Published: 17/11/2005 Volume 115 No. 5982 Page 23

Martin Rathfelder, director, Socialist Health Association

I am glad that someone is pointing out that patients (and those who would like to become patients) find it very difficult to get information, although I could have provided this insight for much less than£900,000 (news, page 9, 6 October).

After all, in most hospitals it is difficult to discover where the nearest toilet is before you start on clinical information, which is usually concealed behind acronyms and jargon.

When I first went to work in a hospital I was pleased to discover that there was a large information department, but disappointed to find that they only collected it and didn't distribute it.

Unless strenuous and determined efforts are made to ensure independent advice and information is provided to those who are disadvantaged, the extension of patient choice will have the effect of further increasing health inequalities as those who have resources take full advantage of these new opportunities.

Advice and information services are expensive and cannot be left to providers. They must be independent if they are to be credible. They must be comprehensive if they are to be useful.
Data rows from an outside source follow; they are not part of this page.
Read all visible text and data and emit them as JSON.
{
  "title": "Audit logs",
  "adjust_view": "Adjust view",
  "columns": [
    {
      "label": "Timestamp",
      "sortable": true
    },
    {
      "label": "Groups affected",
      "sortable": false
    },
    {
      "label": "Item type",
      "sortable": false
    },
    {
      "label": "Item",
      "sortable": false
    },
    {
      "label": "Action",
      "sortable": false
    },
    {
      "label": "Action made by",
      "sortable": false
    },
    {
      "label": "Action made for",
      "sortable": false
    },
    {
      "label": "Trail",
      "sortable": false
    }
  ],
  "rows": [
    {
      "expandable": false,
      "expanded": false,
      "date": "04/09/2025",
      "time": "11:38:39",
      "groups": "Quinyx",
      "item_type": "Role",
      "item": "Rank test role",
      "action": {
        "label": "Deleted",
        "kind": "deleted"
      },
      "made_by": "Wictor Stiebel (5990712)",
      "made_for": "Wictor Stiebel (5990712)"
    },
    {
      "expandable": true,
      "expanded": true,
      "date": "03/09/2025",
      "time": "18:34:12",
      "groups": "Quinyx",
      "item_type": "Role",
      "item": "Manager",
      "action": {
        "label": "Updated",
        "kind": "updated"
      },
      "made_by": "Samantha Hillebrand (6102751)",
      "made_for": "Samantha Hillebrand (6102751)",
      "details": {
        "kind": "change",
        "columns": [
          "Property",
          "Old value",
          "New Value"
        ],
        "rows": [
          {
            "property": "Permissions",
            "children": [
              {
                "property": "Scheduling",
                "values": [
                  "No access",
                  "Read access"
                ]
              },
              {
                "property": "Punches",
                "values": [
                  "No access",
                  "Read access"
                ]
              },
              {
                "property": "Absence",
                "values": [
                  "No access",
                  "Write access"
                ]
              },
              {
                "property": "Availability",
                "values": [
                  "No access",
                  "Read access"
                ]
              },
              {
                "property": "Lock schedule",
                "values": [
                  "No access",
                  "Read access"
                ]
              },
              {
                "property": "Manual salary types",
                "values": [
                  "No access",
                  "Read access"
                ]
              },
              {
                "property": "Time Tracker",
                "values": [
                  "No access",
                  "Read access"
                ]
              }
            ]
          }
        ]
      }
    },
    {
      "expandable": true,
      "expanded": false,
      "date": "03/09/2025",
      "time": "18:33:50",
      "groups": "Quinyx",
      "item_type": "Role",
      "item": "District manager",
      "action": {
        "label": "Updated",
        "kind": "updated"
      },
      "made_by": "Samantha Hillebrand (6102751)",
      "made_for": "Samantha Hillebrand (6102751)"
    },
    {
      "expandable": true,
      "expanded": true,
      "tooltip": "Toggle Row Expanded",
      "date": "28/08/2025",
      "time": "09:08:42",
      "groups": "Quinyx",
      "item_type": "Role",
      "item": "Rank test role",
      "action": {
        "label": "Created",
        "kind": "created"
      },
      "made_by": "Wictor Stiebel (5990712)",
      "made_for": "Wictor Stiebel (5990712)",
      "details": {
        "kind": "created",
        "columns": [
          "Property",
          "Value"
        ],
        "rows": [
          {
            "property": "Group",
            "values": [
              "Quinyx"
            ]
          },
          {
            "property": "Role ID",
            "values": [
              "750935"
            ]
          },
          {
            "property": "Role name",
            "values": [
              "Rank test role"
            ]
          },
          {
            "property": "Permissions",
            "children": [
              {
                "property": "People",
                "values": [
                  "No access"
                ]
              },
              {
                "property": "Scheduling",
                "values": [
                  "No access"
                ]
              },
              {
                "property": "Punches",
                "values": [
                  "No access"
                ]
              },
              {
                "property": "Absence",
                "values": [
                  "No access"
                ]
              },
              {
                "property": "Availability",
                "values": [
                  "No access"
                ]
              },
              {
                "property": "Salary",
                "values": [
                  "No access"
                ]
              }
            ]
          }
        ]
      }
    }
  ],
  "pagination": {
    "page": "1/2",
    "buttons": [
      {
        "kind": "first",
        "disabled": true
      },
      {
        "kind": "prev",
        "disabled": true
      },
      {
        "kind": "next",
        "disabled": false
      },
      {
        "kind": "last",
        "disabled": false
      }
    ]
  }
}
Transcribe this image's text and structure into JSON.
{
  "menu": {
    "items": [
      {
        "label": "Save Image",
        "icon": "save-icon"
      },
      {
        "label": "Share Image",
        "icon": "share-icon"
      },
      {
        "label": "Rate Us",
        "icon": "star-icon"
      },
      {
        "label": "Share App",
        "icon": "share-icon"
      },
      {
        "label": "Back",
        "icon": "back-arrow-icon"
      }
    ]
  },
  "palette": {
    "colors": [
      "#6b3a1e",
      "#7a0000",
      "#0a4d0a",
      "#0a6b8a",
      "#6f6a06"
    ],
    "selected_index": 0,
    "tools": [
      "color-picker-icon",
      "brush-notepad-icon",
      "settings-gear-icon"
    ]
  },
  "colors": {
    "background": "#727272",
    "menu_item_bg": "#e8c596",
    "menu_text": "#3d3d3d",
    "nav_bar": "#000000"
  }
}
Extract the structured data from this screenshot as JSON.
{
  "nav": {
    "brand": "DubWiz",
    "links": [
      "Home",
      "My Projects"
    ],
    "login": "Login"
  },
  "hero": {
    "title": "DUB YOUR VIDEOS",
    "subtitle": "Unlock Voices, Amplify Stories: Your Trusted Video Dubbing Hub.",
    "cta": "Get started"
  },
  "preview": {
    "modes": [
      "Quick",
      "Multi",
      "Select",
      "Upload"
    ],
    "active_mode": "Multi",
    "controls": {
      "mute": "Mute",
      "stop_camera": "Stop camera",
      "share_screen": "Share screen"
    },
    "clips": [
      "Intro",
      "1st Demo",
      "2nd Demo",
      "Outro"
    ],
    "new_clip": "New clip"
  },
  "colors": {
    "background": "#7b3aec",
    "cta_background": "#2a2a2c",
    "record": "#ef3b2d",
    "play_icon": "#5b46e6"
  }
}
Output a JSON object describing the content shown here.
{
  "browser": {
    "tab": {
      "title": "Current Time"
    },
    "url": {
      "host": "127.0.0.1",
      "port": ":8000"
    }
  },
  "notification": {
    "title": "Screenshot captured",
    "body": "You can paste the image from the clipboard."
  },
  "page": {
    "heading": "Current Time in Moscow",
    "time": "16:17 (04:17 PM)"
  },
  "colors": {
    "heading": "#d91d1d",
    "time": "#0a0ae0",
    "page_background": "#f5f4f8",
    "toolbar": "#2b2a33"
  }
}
They need to be proactive if they are to reach people who may not realise they have a problem or are too disadvantaged to do anything about it.